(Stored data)
════════════════════
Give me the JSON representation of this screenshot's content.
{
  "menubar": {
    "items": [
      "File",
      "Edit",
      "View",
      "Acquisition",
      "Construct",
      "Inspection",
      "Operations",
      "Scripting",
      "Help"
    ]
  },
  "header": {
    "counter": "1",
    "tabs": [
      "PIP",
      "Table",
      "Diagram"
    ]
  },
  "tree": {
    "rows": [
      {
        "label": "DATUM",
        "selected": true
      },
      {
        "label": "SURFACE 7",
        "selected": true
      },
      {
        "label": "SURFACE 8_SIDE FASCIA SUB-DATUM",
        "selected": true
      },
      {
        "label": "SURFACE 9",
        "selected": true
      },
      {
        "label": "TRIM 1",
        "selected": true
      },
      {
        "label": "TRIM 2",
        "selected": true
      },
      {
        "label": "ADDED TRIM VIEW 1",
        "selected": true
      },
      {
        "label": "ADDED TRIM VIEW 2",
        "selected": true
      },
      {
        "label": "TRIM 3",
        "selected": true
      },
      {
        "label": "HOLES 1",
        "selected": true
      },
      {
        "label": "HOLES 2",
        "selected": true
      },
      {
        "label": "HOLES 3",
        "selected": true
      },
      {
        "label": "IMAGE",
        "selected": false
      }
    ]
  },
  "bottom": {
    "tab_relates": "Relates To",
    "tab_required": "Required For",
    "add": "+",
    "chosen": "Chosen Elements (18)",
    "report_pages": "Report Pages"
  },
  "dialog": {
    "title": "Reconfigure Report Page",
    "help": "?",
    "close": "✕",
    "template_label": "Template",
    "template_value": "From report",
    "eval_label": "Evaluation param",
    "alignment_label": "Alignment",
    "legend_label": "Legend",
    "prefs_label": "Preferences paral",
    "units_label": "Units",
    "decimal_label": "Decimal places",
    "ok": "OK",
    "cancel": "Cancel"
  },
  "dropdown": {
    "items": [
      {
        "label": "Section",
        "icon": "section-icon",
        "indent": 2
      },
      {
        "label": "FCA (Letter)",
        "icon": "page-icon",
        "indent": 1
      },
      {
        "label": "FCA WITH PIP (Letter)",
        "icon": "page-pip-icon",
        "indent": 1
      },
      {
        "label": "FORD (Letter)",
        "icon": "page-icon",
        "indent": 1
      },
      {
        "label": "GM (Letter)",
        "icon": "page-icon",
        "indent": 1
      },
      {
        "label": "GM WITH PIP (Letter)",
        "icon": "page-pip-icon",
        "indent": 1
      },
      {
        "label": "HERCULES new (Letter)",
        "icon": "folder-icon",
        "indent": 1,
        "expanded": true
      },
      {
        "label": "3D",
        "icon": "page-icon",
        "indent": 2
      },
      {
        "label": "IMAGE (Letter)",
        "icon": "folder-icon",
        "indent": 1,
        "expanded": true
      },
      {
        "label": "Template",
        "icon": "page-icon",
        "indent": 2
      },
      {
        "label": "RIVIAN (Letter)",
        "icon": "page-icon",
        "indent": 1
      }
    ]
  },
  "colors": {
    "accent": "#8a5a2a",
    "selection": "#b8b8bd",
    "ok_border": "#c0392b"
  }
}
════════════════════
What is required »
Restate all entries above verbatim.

Exercise result »
Give me the JSON representation of this screenshot's content.
{
  "menubar": {
    "items": [
      "File",
      "Edit",
      "View",
      "Acquisition",
      "Construct",
      "Inspection",
      "Operations",
      "Scripting",
      "Help"
    ]
  },
  "header": {
    "counter": "1",
    "tabs": [
      "PIP",
      "Table",
      "Diagram"
    ]
  },
  "tree": {
    "rows": [
      {
        "label": "DATUM",
        "selected": true
      },
      {
        "label": "SURFACE 7",
        "selected": true
      },
      {
        "label": "SURFACE 8_SIDE FASCIA SUB-DATUM",
        "selected": true
      },
      {
        "label": "SURFACE 9",
        "selected": true
      },
      {
        "label": "TRIM 1",
        "selected": true
      },
      {
        "label": "TRIM 2",
        "selected": true
      },
      {
        "label": "ADDED TRIM VIEW 1",
        "selected": true
      },
      {
        "label": "ADDED TRIM VIEW 2",
        "selected": true
      },
      {
        "label": "TRIM 3",
        "selected": true
      },
      {
        "label": "HOLES 1",
        "selected": true
      },
      {
        "label": "HOLES 2",
        "selected": true
      },
      {
        "label": "HOLES 3",
        "selected": true
      },
      {
        "label": "IMAGE",
        "selected": false
      }
    ]
  },
  "bottom": {
    "tab_relates": "Relates To",
    "tab_required": "Required For",
    "add": "+",
    "chosen": "Chosen Elements (18)",
    "report_pages": "Report Pages"
  },
  "dialog": {
    "title": "Reconfigure Report Page",
    "help": "?",
    "close": "✕",
    "template_label": "Template",
    "template_value": "From report",
    "eval_label": "Evaluation param",
    "alignment_label": "Alignment",
    "legend_label": "Legend",
    "prefs_label": "Preferences paral",
    "units_label": "Units",
    "decimal_label": "Decimal places",
    "ok": "OK",
    "cancel": "Cancel"
  },
  "dropdown": {
    "items": [
      {
        "label": "Section",
        "icon": "section-icon",
        "indent": 2
      },
      {
        "label": "FCA (Letter)",
        "icon": "page-icon",
        "indent": 1
      },
      {
        "label": "FCA WITH PIP (Letter)",
        "icon": "page-pip-icon",
        "indent": 1
      },
      {
        "label": "FORD (Letter)",
        "icon": "page-icon",
        "indent": 1
      },
      {
        "label": "GM (Letter)",
        "icon": "page-icon",
        "indent": 1
      },
      {
        "label": "GM WITH PIP (Letter)",
        "icon": "page-pip-icon",
        "indent": 1
      },
      {
        "label": "HERCULES new (Letter)",
        "icon": "folder-icon",
        "indent": 1,
        "expanded": true
      },
      {
        "label": "3D",
        "icon": "page-icon",
        "indent": 2
      },
      {
        "label": "IMAGE (Letter)",
        "icon": "folder-icon",
        "indent": 1,
        "expanded": true
      },
      {
        "label": "Template",
        "icon": "page-icon",
        "indent": 2
      },
      {
        "label": "RIVIAN (Letter)",
        "icon": "page-icon",
        "indent": 1
      }
    ]
  },
  "colors": {
    "accent": "#8a5a2a",
    "selection": "#b8b8bd",
    "ok_border": "#c0392b"
  }
}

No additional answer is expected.